• _EXERCISE GOAL_
All the entries, exactly as they read, must be written out again.

Data records for software interfaces:
§

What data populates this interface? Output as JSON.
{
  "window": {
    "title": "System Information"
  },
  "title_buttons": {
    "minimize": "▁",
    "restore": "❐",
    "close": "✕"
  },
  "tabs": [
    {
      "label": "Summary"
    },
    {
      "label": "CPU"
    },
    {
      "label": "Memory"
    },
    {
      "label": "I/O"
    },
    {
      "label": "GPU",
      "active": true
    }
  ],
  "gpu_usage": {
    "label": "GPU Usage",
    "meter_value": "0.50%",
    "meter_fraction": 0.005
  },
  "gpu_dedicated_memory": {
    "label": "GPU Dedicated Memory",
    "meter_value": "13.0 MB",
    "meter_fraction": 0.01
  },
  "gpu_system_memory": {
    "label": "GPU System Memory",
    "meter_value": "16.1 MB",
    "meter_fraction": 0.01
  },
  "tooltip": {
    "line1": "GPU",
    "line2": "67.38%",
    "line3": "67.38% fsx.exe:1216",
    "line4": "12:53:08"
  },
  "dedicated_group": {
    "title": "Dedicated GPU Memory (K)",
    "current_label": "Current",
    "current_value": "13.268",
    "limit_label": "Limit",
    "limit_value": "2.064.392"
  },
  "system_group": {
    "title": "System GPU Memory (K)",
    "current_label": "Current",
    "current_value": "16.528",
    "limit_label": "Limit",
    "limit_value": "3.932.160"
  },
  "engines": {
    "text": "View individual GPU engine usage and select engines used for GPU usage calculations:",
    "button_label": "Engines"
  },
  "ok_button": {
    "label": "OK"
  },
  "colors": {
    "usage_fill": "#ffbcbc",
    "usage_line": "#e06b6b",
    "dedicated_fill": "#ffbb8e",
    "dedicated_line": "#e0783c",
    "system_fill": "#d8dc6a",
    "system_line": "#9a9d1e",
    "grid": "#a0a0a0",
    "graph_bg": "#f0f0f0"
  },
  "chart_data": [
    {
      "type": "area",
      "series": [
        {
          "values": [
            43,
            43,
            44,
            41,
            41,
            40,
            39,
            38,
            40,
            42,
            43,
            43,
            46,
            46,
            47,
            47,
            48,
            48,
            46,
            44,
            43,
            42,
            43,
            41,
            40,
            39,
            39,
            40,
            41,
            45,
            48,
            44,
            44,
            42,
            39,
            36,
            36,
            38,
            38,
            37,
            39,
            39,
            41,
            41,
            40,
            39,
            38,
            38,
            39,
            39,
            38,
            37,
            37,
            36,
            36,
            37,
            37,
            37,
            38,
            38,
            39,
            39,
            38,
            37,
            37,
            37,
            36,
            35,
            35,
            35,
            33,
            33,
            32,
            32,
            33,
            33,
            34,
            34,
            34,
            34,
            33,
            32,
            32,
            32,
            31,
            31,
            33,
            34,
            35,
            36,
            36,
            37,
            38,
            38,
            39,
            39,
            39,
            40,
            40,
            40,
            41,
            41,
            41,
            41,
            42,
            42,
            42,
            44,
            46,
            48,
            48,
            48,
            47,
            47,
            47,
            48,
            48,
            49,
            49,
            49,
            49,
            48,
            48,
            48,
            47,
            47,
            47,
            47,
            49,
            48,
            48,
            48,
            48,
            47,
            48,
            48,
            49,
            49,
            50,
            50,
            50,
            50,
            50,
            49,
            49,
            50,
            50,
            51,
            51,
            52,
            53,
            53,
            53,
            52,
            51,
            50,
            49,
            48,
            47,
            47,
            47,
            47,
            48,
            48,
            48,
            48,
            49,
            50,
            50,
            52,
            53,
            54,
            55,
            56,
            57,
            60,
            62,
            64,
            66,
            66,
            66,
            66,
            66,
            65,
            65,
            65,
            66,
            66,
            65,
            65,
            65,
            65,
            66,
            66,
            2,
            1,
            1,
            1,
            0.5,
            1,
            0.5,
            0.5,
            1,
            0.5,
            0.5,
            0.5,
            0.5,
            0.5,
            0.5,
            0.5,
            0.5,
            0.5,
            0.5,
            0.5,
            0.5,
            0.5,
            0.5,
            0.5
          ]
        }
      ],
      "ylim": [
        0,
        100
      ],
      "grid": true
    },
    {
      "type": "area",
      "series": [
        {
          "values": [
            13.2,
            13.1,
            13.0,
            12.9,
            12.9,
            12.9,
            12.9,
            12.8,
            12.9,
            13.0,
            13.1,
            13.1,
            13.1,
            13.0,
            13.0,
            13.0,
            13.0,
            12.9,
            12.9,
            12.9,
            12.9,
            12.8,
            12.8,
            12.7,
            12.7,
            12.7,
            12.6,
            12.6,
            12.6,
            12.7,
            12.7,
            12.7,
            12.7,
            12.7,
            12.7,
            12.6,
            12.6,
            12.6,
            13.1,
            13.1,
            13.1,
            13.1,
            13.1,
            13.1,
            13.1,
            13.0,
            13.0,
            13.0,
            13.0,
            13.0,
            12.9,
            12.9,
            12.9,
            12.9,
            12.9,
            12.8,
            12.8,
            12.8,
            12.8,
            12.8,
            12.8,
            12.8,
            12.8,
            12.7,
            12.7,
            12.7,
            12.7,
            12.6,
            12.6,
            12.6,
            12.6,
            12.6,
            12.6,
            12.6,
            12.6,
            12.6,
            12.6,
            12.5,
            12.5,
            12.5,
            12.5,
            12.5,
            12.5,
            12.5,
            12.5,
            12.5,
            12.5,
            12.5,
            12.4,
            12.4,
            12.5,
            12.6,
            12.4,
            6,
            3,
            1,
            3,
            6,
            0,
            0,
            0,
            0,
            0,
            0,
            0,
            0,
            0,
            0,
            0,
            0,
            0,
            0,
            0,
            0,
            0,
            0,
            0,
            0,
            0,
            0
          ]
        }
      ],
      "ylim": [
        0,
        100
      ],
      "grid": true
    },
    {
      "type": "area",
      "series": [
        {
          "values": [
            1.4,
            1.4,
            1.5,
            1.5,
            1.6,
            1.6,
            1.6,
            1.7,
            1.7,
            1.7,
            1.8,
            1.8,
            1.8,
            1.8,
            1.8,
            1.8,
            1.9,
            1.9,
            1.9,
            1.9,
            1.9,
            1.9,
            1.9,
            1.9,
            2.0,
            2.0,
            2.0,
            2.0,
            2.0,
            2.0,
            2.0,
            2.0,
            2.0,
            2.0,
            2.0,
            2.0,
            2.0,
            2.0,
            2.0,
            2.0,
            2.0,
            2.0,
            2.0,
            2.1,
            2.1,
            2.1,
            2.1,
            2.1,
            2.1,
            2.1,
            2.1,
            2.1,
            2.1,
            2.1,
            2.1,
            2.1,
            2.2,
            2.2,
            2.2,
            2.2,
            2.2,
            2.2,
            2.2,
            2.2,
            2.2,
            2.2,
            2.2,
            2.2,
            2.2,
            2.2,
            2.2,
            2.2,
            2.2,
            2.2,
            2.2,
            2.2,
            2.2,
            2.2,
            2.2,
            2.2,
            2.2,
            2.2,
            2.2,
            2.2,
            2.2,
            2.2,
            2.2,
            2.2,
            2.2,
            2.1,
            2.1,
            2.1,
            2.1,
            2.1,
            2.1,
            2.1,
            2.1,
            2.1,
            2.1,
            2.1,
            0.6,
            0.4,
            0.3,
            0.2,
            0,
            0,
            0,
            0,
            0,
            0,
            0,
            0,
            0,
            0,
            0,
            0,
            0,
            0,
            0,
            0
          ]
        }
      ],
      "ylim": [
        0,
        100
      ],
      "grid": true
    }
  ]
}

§

• _FINISHED EXERCISE_
What data populates this interface? Output as JSON.
{
  "window": {
    "title": "System Information"
  },
  "title_buttons": {
    "minimize": "▁",
    "restore": "❐",
    "close": "✕"
  },
  "tabs": [
    {
      "label": "Summary"
    },
    {
      "label": "CPU"
    },
    {
      "label": "Memory"
    },
    {
      "label": "I/O"
    },
    {
      "label": "GPU",
      "active": true
    }
  ],
  "gpu_usage": {
    "label": "GPU Usage",
    "meter_value": "0.50%",
    "meter_fraction": 0.005
  },
  "gpu_dedicated_memory": {
    "label": "GPU Dedicated Memory",
    "meter_value": "13.0 MB",
    "meter_fraction": 0.01
  },
  "gpu_system_memory": {
    "label": "GPU System Memory",
    "meter_value": "16.1 MB",
    "meter_fraction": 0.01
  },
  "tooltip": {
    "line1": "GPU",
    "line2": "67.38%",
    "line3": "67.38% fsx.exe:1216",
    "line4": "12:53:08"
  },
  "dedicated_group": {
    "title": "Dedicated GPU Memory (K)",
    "current_label": "Current",
    "current_value": "13.268",
    "limit_label": "Limit",
    "limit_value": "2.064.392"
  },
  "system_group": {
    "title": "System GPU Memory (K)",
    "current_label": "Current",
    "current_value": "16.528",
    "limit_label": "Limit",
    "limit_value": "3.932.160"
  },
  "engines": {
    "text": "View individual GPU engine usage and select engines used for GPU usage calculations:",
    "button_label": "Engines"
  },
  "ok_button": {
    "label": "OK"
  },
  "colors": {
    "usage_fill": "#ffbcbc",
    "usage_line": "#e06b6b",
    "dedicated_fill": "#ffbb8e",
    "dedicated_line": "#e0783c",
    "system_fill": "#d8dc6a",
    "system_line": "#9a9d1e",
    "grid": "#a0a0a0",
    "graph_bg": "#f0f0f0"
  },
  "chart_data": [
    {
      "type": "area",
      "series": [
        {
          "values": [
            43,
            43,
            44,
            41,
            41,
            40,
            39,
            38,
            40,
            42,
            43,
            43,
            46,
            46,
            47,
            47,
            48,
            48,
            46,
            44,
            43,
            42,
            43,
            41,
            40,
            39,
            39,
            40,
            41,
            45,
            48,
            44,
            44,
            42,
            39,
            36,
            36,
            38,
            38,
            37,
            39,
            39,
            41,
            41,
            40,
            39,
            38,
            38,
            39,
            39,
            38,
            37,
            37,
            36,
            36,
            37,
            37,
            37,
            38,
            38,
            39,
            39,
            38,
            37,
            37,
            37,
            36,
            35,
            35,
            35,
            33,
            33,
            32,
            32,
            33,
            33,
            34,
            34,
            34,
            34,
            33,
            32,
            32,
            32,
            31,
            31,
            33,
            34,
            35,
            36,
            36,
            37,
            38,
            38,
            39,
            39,
            39,
            40,
            40,
            40,
            41,
            41,
            41,
            41,
            42,
            42,
            42,
            44,
            46,
            48,
            48,
            48,
            47,
            47,
            47,
            48,
            48,
            49,
            49,
            49,
            49,
            48,
            48,
            48,
            47,
            47,
            47,
            47,
            49,
            48,
            48,
            48,
            48,
            47,
            48,
            48,
            49,
            49,
            50,
            50,
            50,
            50,
            50,
            49,
            49,
            50,
            50,
            51,
            51,
            52,
            53,
            53,
            53,
            52,
            51,
            50,
            49,
            48,
            47,
            47,
            47,
            47,
            48,
            48,
            48,
            48,
            49,
            50,
            50,
            52,
            53,
            54,
            55,
            56,
            57,
            60,
            62,
            64,
            66,
            66,
            66,
            66,
            66,
            65,
            65,
            65,
            66,
            66,
            65,
            65,
            65,
            65,
            66,
            66,
            2,
            1,
            1,
            1,
            0.5,
            1,
            0.5,
            0.5,
            1,
            0.5,
            0.5,
            0.5,
            0.5,
            0.5,
            0.5,
            0.5,
            0.5,
            0.5,
            0.5,
            0.5,
            0.5,
            0.5,
            0.5,
            0.5
          ]
        }
      ],
      "ylim": [
        0,
        100
      ],
      "grid": true
    },
    {
      "type": "area",
      "series": [
        {
          "values": [
            13.2,
            13.1,
            13.0,
            12.9,
            12.9,
            12.9,
            12.9,
            12.8,
            12.9,
            13.0,
            13.1,
            13.1,
            13.1,
            13.0,
            13.0,
            13.0,
            13.0,
            12.9,
            12.9,
            12.9,
            12.9,
            12.8,
            12.8,
            12.7,
            12.7,
            12.7,
            12.6,
            12.6,
            12.6,
            12.7,
            12.7,
            12.7,
            12.7,
            12.7,
            12.7,
            12.6,
            12.6,
            12.6,
            13.1,
            13.1,
            13.1,
            13.1,
            13.1,
            13.1,
            13.1,
            13.0,
            13.0,
            13.0,
            13.0,
            13.0,
            12.9,
            12.9,
            12.9,
            12.9,
            12.9,
            12.8,
            12.8,
            12.8,
            12.8,
            12.8,
            12.8,
            12.8,
            12.8,
            12.7,
            12.7,
            12.7,
            12.7,
            12.6,
            12.6,
            12.6,
            12.6,
            12.6,
            12.6,
            12.6,
            12.6,
            12.6,
            12.6,
            12.5,
            12.5,
            12.5,
            12.5,
            12.5,
            12.5,
            12.5,
            12.5,
            12.5,
            12.5,
            12.5,
            12.4,
            12.4,
            12.5,
            12.6,
            12.4,
            6,
            3,
            1,
            3,
            6,
            0,
            0,
            0,
            0,
            0,
            0,
            0,
            0,
            0,
            0,
            0,
            0,
            0,
            0,
            0,
            0,
            0,
            0,
            0,
            0,
            0,
            0
          ]
        }
      ],
      "ylim": [
        0,
        100
      ],
      "grid": true
    },
    {
      "type": "area",
      "series": [
        {
          "values": [
            1.4,
            1.4,
            1.5,
            1.5,
            1.6,
            1.6,
            1.6,
            1.7,
            1.7,
            1.7,
            1.8,
            1.8,
            1.8,
            1.8,
            1.8,
            1.8,
            1.9,
            1.9,
            1.9,
            1.9,
            1.9,
            1.9,
            1.9,
            1.9,
            2.0,
            2.0,
            2.0,
            2.0,
            2.0,
            2.0,
            2.0,
            2.0,
            2.0,
            2.0,
            2.0,
            2.0,
            2.0,
            2.0,
            2.0,
            2.0,
            2.0,
            2.0,
            2.0,
            2.1,
            2.1,
            2.1,
            2.1,
            2.1,
            2.1,
            2.1,
            2.1,
            2.1,
            2.1,
            2.1,
            2.1,
            2.1,
            2.2,
            2.2,
            2.2,
            2.2,
            2.2,
            2.2,
            2.2,
            2.2,
            2.2,
            2.2,
            2.2,
            2.2,
            2.2,
            2.2,
            2.2,
            2.2,
            2.2,
            2.2,
            2.2,
            2.2,
            2.2,
            2.2,
            2.2,
            2.2,
            2.2,
            2.2,
            2.2,
            2.2,
            2.2,
            2.2,
            2.2,
            2.2,
            2.2,
            2.1,
            2.1,
            2.1,
            2.1,
            2.1,
            2.1,
            2.1,
            2.1,
            2.1,
            2.1,
            2.1,
            0.6,
            0.4,
            0.3,
            0.2,
            0,
            0,
            0,
            0,
            0,
            0,
            0,
            0,
            0,
            0,
            0,
            0,
            0,
            0,
            0,
            0
          ]
        }
      ],
      "ylim": [
        0,
        100
      ],
      "grid": true
    }
  ]
}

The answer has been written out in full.